# WHAT IS REQUIRED
Restate the full set of records exactly, without adding or dropping a word.

[Data about app and page elements]

------------------------------

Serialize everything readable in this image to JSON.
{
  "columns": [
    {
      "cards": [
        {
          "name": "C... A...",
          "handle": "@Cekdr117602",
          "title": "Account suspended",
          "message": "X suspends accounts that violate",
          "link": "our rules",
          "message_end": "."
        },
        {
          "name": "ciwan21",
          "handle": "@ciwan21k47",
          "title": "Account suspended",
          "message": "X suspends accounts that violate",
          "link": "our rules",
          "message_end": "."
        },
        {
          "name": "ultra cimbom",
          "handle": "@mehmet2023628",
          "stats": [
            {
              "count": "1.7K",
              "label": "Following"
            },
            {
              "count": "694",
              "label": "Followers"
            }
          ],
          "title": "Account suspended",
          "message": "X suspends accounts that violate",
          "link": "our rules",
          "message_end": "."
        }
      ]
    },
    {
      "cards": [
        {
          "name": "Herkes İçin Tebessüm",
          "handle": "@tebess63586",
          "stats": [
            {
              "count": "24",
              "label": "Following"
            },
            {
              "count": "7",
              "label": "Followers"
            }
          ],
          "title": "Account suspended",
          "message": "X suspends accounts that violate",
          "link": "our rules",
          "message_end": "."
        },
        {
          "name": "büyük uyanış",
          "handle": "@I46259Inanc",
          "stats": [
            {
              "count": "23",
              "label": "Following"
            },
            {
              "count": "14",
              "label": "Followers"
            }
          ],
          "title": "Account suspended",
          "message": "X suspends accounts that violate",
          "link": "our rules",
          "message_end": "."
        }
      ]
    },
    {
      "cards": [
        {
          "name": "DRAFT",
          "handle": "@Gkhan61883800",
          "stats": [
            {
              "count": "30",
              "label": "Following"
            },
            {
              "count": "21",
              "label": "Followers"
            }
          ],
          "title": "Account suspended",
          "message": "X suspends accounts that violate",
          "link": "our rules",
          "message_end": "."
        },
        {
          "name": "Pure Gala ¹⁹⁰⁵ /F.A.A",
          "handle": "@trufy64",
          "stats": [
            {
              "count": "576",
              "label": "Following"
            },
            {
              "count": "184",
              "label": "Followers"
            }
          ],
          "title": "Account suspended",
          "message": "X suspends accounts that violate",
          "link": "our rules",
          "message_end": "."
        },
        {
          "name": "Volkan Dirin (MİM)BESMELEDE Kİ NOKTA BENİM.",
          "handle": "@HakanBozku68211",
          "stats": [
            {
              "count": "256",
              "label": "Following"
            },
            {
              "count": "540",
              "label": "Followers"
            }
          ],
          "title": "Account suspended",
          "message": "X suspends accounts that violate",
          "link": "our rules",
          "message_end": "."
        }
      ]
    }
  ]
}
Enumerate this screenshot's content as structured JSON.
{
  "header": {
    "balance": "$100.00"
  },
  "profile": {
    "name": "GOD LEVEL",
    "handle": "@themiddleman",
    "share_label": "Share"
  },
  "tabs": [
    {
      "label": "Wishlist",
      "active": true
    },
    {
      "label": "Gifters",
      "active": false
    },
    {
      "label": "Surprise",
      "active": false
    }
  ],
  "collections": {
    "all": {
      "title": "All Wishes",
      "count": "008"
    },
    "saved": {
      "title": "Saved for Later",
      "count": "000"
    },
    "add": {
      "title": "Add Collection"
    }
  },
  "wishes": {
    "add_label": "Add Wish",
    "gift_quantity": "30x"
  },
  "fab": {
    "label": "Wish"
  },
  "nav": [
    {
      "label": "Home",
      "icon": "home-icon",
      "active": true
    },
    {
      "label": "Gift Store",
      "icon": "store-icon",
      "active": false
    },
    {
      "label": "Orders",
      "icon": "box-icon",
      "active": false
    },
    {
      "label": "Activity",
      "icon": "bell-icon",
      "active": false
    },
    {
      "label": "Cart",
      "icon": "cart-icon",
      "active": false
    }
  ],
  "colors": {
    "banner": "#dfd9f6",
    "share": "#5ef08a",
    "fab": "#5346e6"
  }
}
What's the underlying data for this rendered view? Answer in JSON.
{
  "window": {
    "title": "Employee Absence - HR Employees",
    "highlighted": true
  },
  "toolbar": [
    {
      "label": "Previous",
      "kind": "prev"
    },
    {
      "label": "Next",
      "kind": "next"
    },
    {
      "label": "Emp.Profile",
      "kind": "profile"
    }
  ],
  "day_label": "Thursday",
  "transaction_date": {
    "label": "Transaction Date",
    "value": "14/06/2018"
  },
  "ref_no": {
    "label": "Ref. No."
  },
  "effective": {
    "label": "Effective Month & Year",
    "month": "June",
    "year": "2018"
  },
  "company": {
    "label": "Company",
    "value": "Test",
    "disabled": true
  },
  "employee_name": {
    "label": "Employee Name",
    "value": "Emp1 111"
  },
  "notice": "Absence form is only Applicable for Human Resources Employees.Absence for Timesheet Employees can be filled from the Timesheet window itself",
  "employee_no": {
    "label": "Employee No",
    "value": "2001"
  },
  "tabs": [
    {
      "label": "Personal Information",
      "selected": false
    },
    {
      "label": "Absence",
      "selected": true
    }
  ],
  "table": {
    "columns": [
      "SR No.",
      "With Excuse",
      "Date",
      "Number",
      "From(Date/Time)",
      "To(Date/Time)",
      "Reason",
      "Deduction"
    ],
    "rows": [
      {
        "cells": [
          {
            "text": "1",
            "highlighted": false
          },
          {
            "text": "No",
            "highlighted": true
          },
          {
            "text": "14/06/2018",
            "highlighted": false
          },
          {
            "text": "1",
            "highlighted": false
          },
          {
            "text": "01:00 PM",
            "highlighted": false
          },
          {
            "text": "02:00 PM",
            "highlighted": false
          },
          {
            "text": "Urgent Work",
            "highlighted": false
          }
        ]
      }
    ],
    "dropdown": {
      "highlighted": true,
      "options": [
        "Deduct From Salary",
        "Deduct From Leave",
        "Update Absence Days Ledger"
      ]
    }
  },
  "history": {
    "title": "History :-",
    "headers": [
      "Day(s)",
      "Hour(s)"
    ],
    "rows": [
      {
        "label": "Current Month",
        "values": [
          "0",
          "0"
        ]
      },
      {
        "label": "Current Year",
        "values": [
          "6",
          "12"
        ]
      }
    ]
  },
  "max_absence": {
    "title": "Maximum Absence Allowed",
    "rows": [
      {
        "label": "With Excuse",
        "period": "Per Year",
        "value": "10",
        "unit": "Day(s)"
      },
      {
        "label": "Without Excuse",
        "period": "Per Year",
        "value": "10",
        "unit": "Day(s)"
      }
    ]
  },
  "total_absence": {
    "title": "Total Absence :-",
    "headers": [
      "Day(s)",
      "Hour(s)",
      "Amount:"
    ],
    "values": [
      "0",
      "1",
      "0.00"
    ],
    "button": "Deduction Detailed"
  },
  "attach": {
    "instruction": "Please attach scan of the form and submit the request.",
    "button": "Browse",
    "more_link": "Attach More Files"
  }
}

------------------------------

# EXERCISE RESPONSE
Serialize everything readable in this image to JSON.
{
  "columns": [
    {
      "cards": [
        {
          "name": "C... A...",
          "handle": "@Cekdr117602",
          "title": "Account suspended",
          "message": "X suspends accounts that violate",
          "link": "our rules",
          "message_end": "."
        },
        {
          "name": "ciwan21",
          "handle": "@ciwan21k47",
          "title": "Account suspended",
          "message": "X suspends accounts that violate",
          "link": "our rules",
          "message_end": "."
        },
        {
          "name": "ultra cimbom",
          "handle": "@mehmet2023628",
          "stats": [
            {
              "count": "1.7K",
              "label": "Following"
            },
            {
              "count": "694",
              "label": "Followers"
            }
          ],
          "title": "Account suspended",
          "message": "X suspends accounts that violate",
          "link": "our rules",
          "message_end": "."
        }
      ]
    },
    {
      "cards": [
        {
          "name": "Herkes İçin Tebessüm",
          "handle": "@tebess63586",
          "stats": [
            {
              "count": "24",
              "label": "Following"
            },
            {
              "count": "7",
              "label": "Followers"
            }
          ],
          "title": "Account suspended",
          "message": "X suspends accounts that violate",
          "link": "our rules",
          "message_end": "."
        },
        {
          "name": "büyük uyanış",
          "handle": "@I46259Inanc",
          "stats": [
            {
              "count": "23",
              "label": "Following"
            },
            {
              "count": "14",
              "label": "Followers"
            }
          ],
          "title": "Account suspended",
          "message": "X suspends accounts that violate",
          "link": "our rules",
          "message_end": "."
        }
      ]
    },
    {
      "cards": [
        {
          "name": "DRAFT",
          "handle": "@Gkhan61883800",
          "stats": [
            {
              "count": "30",
              "label": "Following"
            },
            {
              "count": "21",
              "label": "Followers"
            }
          ],
          "title": "Account suspended",
          "message": "X suspends accounts that violate",
          "link": "our rules",
          "message_end": "."
        },
        {
          "name": "Pure Gala ¹⁹⁰⁵ /F.A.A",
          "handle": "@trufy64",
          "stats": [
            {
              "count": "576",
              "label": "Following"
            },
            {
              "count": "184",
              "label": "Followers"
            }
          ],
          "title": "Account suspended",
          "message": "X suspends accounts that violate",
          "link": "our rules",
          "message_end": "."
        },
        {
          "name": "Volkan Dirin (MİM)BESMELEDE Kİ NOKTA BENİM.",
          "handle": "@HakanBozku68211",
          "stats": [
            {
              "count": "256",
              "label": "Following"
            },
            {
              "count": "540",
              "label": "Followers"
            }
          ],
          "title": "Account suspended",
          "message": "X suspends accounts that violate",
          "link": "our rules",
          "message_end": "."
        }
      ]
    }
  ]
}
Enumerate this screenshot's content as structured JSON.
{
  "header": {
    "balance": "$100.00"
  },
  "profile": {
    "name": "GOD LEVEL",
    "handle": "@themiddleman",
    "share_label": "Share"
  },
  "tabs": [
    {
      "label": "Wishlist",
      "active": true
    },
    {
      "label": "Gifters",
      "active": false
    },
    {
      "label": "Surprise",
      "active": false
    }
  ],
  "collections": {
    "all": {
      "title": "All Wishes",
      "count": "008"
    },
    "saved": {
      "title": "Saved for Later",
      "count": "000"
    },
    "add": {
      "title": "Add Collection"
    }
  },
  "wishes": {
    "add_label": "Add Wish",
    "gift_quantity": "30x"
  },
  "fab": {
    "label": "Wish"
  },
  "nav": [
    {
      "label": "Home",
      "icon": "home-icon",
      "active": true
    },
    {
      "label": "Gift Store",
      "icon": "store-icon",
      "active": false
    },
    {
      "label": "Orders",
      "icon": "box-icon",
      "active": false
    },
    {
      "label": "Activity",
      "icon": "bell-icon",
      "active": false
    },
    {
      "label": "Cart",
      "icon": "cart-icon",
      "active": false
    }
  ],
  "colors": {
    "banner": "#dfd9f6",
    "share": "#5ef08a",
    "fab": "#5346e6"
  }
}
What's the underlying data for this rendered view? Answer in JSON.
{
  "window": {
    "title": "Employee Absence - HR Employees",
    "highlighted": true
  },
  "toolbar": [
    {
      "label": "Previous",
      "kind": "prev"
    },
    {
      "label": "Next",
      "kind": "next"
    },
    {
      "label": "Emp.Profile",
      "kind": "profile"
    }
  ],
  "day_label": "Thursday",
  "transaction_date": {
    "label": "Transaction Date",
    "value": "14/06/2018"
  },
  "ref_no": {
    "label": "Ref. No."
  },
  "effective": {
    "label": "Effective Month & Year",
    "month": "June",
    "year": "2018"
  },
  "company": {
    "label": "Company",
    "value": "Test",
    "disabled": true
  },
  "employee_name": {
    "label": "Employee Name",
    "value": "Emp1 111"
  },
  "notice": "Absence form is only Applicable for Human Resources Employees.Absence for Timesheet Employees can be filled from the Timesheet window itself",
  "employee_no": {
    "label": "Employee No",
    "value": "2001"
  },
  "tabs": [
    {
      "label": "Personal Information",
      "selected": false
    },
    {
      "label": "Absence",
      "selected": true
    }
  ],
  "table": {
    "columns": [
      "SR No.",
      "With Excuse",
      "Date",
      "Number",
      "From(Date/Time)",
      "To(Date/Time)",
      "Reason",
      "Deduction"
    ],
    "rows": [
      {
        "cells": [
          {
            "text": "1",
            "highlighted": false
          },
          {
            "text": "No",
            "highlighted": true
          },
          {
            "text": "14/06/2018",
            "highlighted": false
          },
          {
            "text": "1",
            "highlighted": false
          },
          {
            "text": "01:00 PM",
            "highlighted": false
          },
          {
            "text": "02:00 PM",
            "highlighted": false
          },
          {
            "text": "Urgent Work",
            "highlighted": false
          }
        ]
      }
    ],
    "dropdown": {
      "highlighted": true,
      "options": [
        "Deduct From Salary",
        "Deduct From Leave",
        "Update Absence Days Ledger"
      ]
    }
  },
  "history": {
    "title": "History :-",
    "headers": [
      "Day(s)",
      "Hour(s)"
    ],
    "rows": [
      {
        "label": "Current Month",
        "values": [
          "0",
          "0"
        ]
      },
      {
        "label": "Current Year",
        "values": [
          "6",
          "12"
        ]
      }
    ]
  },
  "max_absence": {
    "title": "Maximum Absence Allowed",
    "rows": [
      {
        "label": "With Excuse",
        "period": "Per Year",
        "value": "10",
        "unit": "Day(s)"
      },
      {
        "label": "Without Excuse",
        "period": "Per Year",
        "value": "10",
        "unit": "Day(s)"
      }
    ]
  },
  "total_absence": {
    "title": "Total Absence :-",
    "headers": [
      "Day(s)",
      "Hour(s)",
      "Amount:"
    ],
    "values": [
      "0",
      "1",
      "0.00"
    ],
    "button": "Deduction Detailed"
  },
  "attach": {
    "instruction": "Please attach scan of the form and submit the request.",
    "button": "Browse",
    "more_link": "Attach More Files"
  }
}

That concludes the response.